Tránsito and her sister Lucía have spent forty years caring for the Admiral and la señora who live in an isolated mansion, inspired by the chateaus of France, but situated on the banks of a tropical river. The river both separates and connects the sisters from their island home, the place they grew up together before coming to work in the city.

The novel takes place on the afternoon of the funeral of the Admiral. With the death of their patron, Tránsito prepares to leave her life as a servant and return home. She is tired of caring for a house that is not her own, and of playing a minor role in someone else's story.
Yo ahora voy a remontar en canoa el río ancho, mirando mi cara en el agua hasta llegar a ese lugar, cruzando el canal, donde madre dijo que me dio a luz.
Now I am going to travel upstream along the wide river in the canoe, watching my face in the water until I arrive at that place, crossing the channel, where mother told me that I was born. (Suez 2008: 45)
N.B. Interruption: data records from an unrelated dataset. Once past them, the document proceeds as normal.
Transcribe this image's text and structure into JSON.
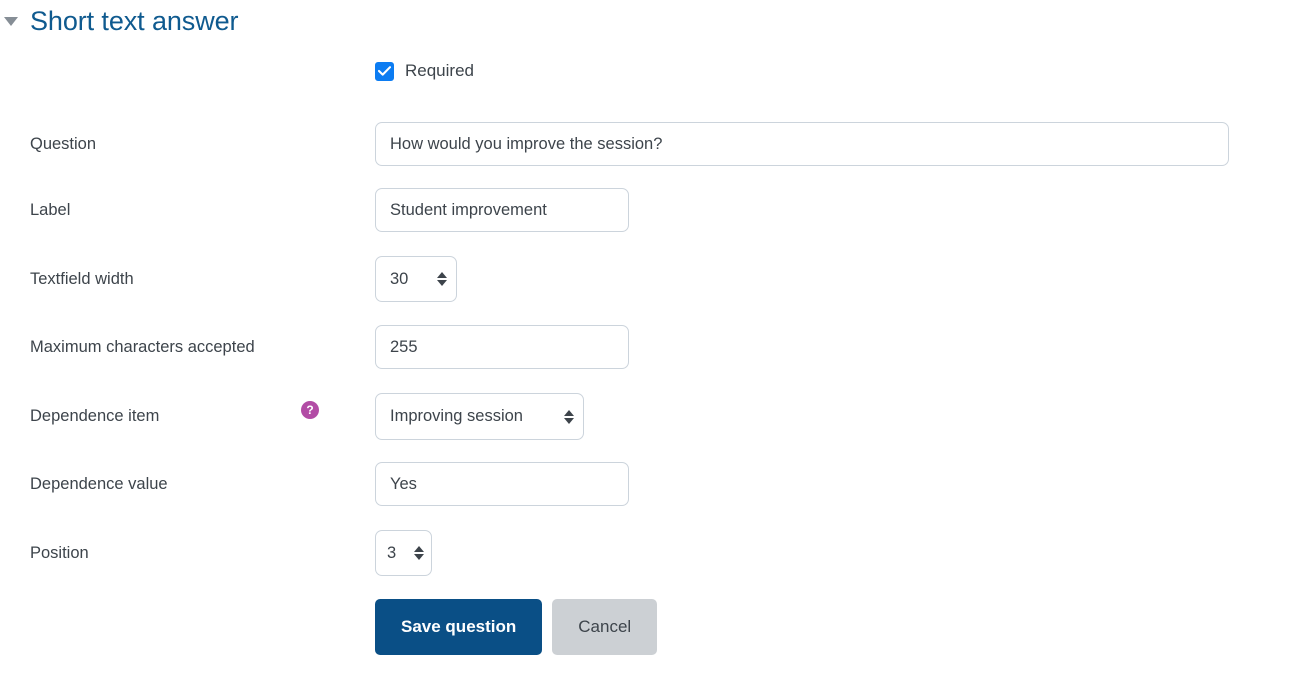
{
  "section": {
    "title": "Short text answer",
    "collapse_icon": "caret-down-icon",
    "expanded": true
  },
  "required": {
    "label": "Required",
    "checked": true,
    "icon": "checkmark-icon"
  },
  "fields": [
    {
      "label": "Question",
      "control": "text",
      "value": "How would you improve the session?",
      "name": "question"
    },
    {
      "label": "Label",
      "control": "text",
      "value": "Student improvement",
      "name": "label"
    },
    {
      "label": "Textfield width",
      "control": "select",
      "value": "30",
      "name": "textfield-width"
    },
    {
      "label": "Maximum characters accepted",
      "control": "text",
      "value": "255",
      "name": "maximum-characters-accepted"
    },
    {
      "label": "Dependence item",
      "control": "select",
      "value": "Improving session",
      "name": "dependence-item",
      "help": {
        "icon": "help-question-icon",
        "glyph": "?",
        "color": "#b24ca5"
      }
    },
    {
      "label": "Dependence value",
      "control": "text",
      "value": "Yes",
      "name": "dependence-value"
    },
    {
      "label": "Position",
      "control": "select",
      "value": "3",
      "name": "position"
    }
  ],
  "buttons": {
    "save": "Save question",
    "cancel": "Cancel"
  },
  "colors": {
    "title": "#0f5a8f",
    "primary_button": "#0a4f86",
    "secondary_button": "#ccd0d4",
    "checkbox": "#0c7cf2",
    "help_icon": "#b24ca5",
    "border": "#ccd4dc",
    "text": "#3d444b"
  }
}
The afternoon of the funeral, Tránsito tries to persuade her sister to return to the Delta with her:
Tenemos que cruzar al otro lado, y aunque hayamos dejado la vida aquí, quiero que regresemos juntas. Le prometí a madre que nunca te iba a abandonar.
We have to cross over to the other side, and even if it means leaving the life we have here, I want us to return together. I promised mother that I would never abandon you. (Suez 2008: 80)

But Lucía has already bought herself a plot in the city cemetery. She will not go back. Tránsito has to make the journey home on her own.

---
Suez, Perla (2008) La Pasajera (La otra orilla) Buenos Aires: Grupo Editorial Norma